NEP 2020: Student, Teacher Bodies Call The New Education Policy ‘Anti-democratic’
Criticizing the new education policy, student bodies said that the policy encouraged “radical privatization” and ‘informalization’ of education.
In response to the National Education Policy (NEP) 2020 that received the Union Cabinet nod on Wednesday, student and teachers’ bodies have released statements terming the new education policy as ‘anti-democratic’.
The Delhi University Teachers Association (DUTA) has said the NEP will “dismember” universities by transferring the power over to a board of governors. Student bodies such as the Student Federation of India (SFI) said that the policy has a “centralized nature'' and encouraged “radical privatization” while the Krantikari Yuva Sangathan (KYS) has said that the policy advocates ‘informalization’ of education.
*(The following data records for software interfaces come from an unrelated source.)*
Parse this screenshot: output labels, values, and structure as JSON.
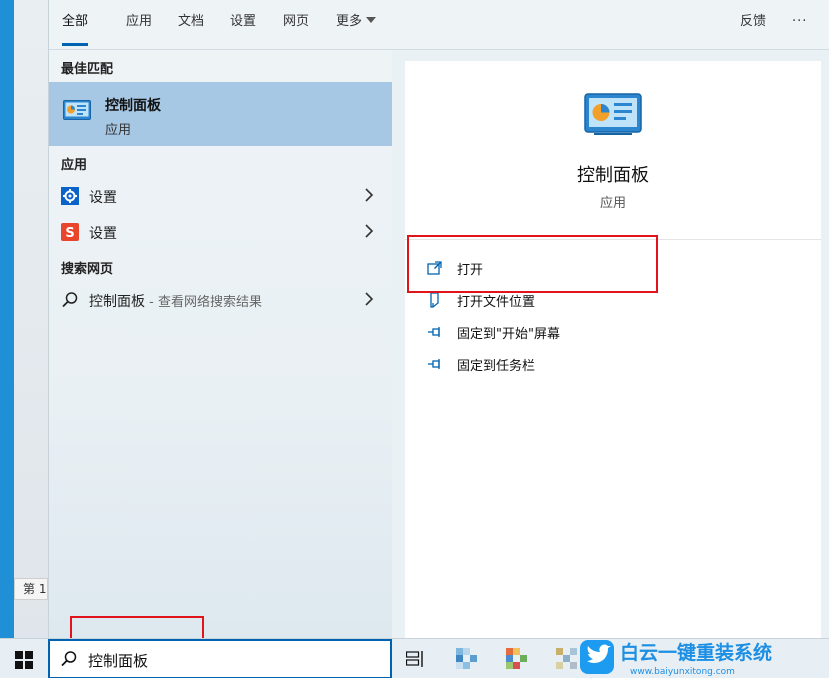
{
  "tabs": [
    {
      "label": "全部"
    },
    {
      "label": "应用"
    },
    {
      "label": "文档"
    },
    {
      "label": "设置"
    },
    {
      "label": "网页"
    },
    {
      "label": "更多"
    }
  ],
  "header_right": {
    "feedback": "反馈",
    "more": "···"
  },
  "results": {
    "best_match_title": "最佳匹配",
    "best_match": {
      "name": "控制面板",
      "kind": "应用"
    },
    "apps_title": "应用",
    "apps": [
      {
        "label": "设置",
        "icon": "gear-icon"
      },
      {
        "label": "设置",
        "icon": "s-logo-icon"
      }
    ],
    "web_title": "搜索网页",
    "web": {
      "query": "控制面板",
      "suffix": " - 查看网络搜索结果"
    }
  },
  "preview": {
    "name": "控制面板",
    "kind": "应用",
    "actions": [
      {
        "label": "打开",
        "icon": "open-icon"
      },
      {
        "label": "打开文件位置",
        "icon": "file-location-icon"
      },
      {
        "label": "固定到\"开始\"屏幕",
        "icon": "pin-icon"
      },
      {
        "label": "固定到任务栏",
        "icon": "pin-icon"
      }
    ]
  },
  "background": {
    "page_label": "第 1"
  },
  "taskbar": {
    "search_value": "控制面板"
  },
  "watermark": {
    "brand": "白云一键重装系统",
    "url": "www.baiyunxitong.com"
  },
  "colors": {
    "accent": "#0063b1",
    "selection": "#a6c8e4",
    "highlight_box": "#e0141a"
  }
}
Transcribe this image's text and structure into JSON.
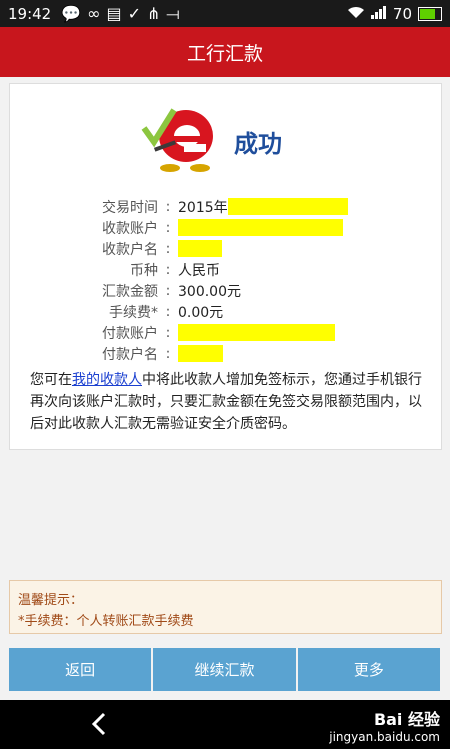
{
  "status_bar": {
    "time": "19:42",
    "icons": [
      "chat-bubble-icon",
      "infinity-icon",
      "message-icon",
      "check-circle-icon",
      "usb-hub-icon",
      "usb-icon"
    ],
    "signal": "wifi+cell",
    "battery": "70"
  },
  "header": {
    "title": "工行汇款"
  },
  "result": {
    "status": "成功",
    "rows": [
      {
        "label": "交易时间",
        "value": "2015年",
        "redacted_width": 120
      },
      {
        "label": "收款账户",
        "value": "",
        "redacted_width": 165
      },
      {
        "label": "收款户名",
        "value": "",
        "redacted_width": 44
      },
      {
        "label": "币种",
        "value": "人民币",
        "redacted_width": 0
      },
      {
        "label": "汇款金额",
        "value": "300.00元",
        "redacted_width": 0
      },
      {
        "label": "手续费*",
        "value": "0.00元",
        "redacted_width": 0
      },
      {
        "label": "付款账户",
        "value": "",
        "redacted_width": 157
      },
      {
        "label": "付款户名",
        "value": "",
        "redacted_width": 45
      }
    ],
    "note_before_link": "您可在",
    "note_link": "我的收款人",
    "note_after_link": "中将此收款人增加免签标示，您通过手机银行再次向该账户汇款时，只要汇款金额在免签交易限额范围内，以后对此收款人汇款无需验证安全介质密码。"
  },
  "tips": {
    "title": "温馨提示：",
    "line1": "*手续费：个人转账汇款手续费"
  },
  "buttons": {
    "back": "返回",
    "continue": "继续汇款",
    "more": "更多"
  },
  "watermark": {
    "brand": "Bai 经验",
    "url": "jingyan.baidu.com"
  },
  "colors": {
    "header_red": "#c8161d",
    "button_blue": "#5aa3d1",
    "link_blue": "#1a3fd0",
    "highlight": "#ffff00"
  }
}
The Student Islamic Organisation (SIO) has called the policy "anti-federal, anti-constitutional and a licence to commercialise education in India".
The Union Cabinet on Wednesday approved the NEP 2020, five years after the first committee to draft it was constituted.The NEP 2020, will replace the last one framed in 1986 and modified in 1992. The policy brings in major changes in the governance and academic structure of school and higher education.
DUTA has criticized the concentration of powers within a board of governors in universities.
DUTA, in a statement, said: “The DUTA's opposition to the draft NEP rested, among other things, on its proposal to dismember universities and handover every higher educational institution to a Board of Governors, which is to enjoy all powers hitherto vested in the governing authorities of colleges and universities as well as the UGC and other regulating bodies.”
DUTA also asked the government to refrain from “bulldozing changes” which will have “grave consequences” for the country. The teachers also criticized “the feedback system” where opinions are “sought” but “not debated” and have asked the government to engage in a dialogue with academia.
SFI criticized the government’s passing of NEP without “extensive discussion” despite protests against the policy.
SFI, in its statement, said: Massive protests and criticism from across the country had erupted over the draft of the new education policy. The anti-democratic nature of its content, its centralized nature and its recommendations for radical privatization were all questioned.”
“People from various walks of life demanded that such an education policy not be implemented and that more extensive discussions and consultations be held. Ignoring all that, the Union Cabinet has taken advantage of an extraordinary situation and passed the new education policy,” SFI added.
KYS said that the government is pushing for “informalization” of education instead of bringing more children into the public system.
KYS, in its statement. said: “Instead of tackling the real issues such as the number of government schools, the quality of teaching in such schools and the strategy of central government to bring more children into formal mode education by earmarking more funds for public-funded education, the new NEP among other retrograde measures openly advocates informalization of education both at secondary and higher levels.”
SIO, in its statement, said: "While the draft attests the 'public good' nature of education, it does so while positing a commercialised form of education. It fails to redact many of the existing measures which have led to commercialisation, while actively proposing a market model of education in the policy,"
It also said that the creation of “centralized” bodies proposed in the policy is “against the federal structure of the consitution as education comes under the ambit of both the central and state governments.
All three bodies also alleged that the government of using the COVID-19 pandemic “to push their [ government’s] agenda”.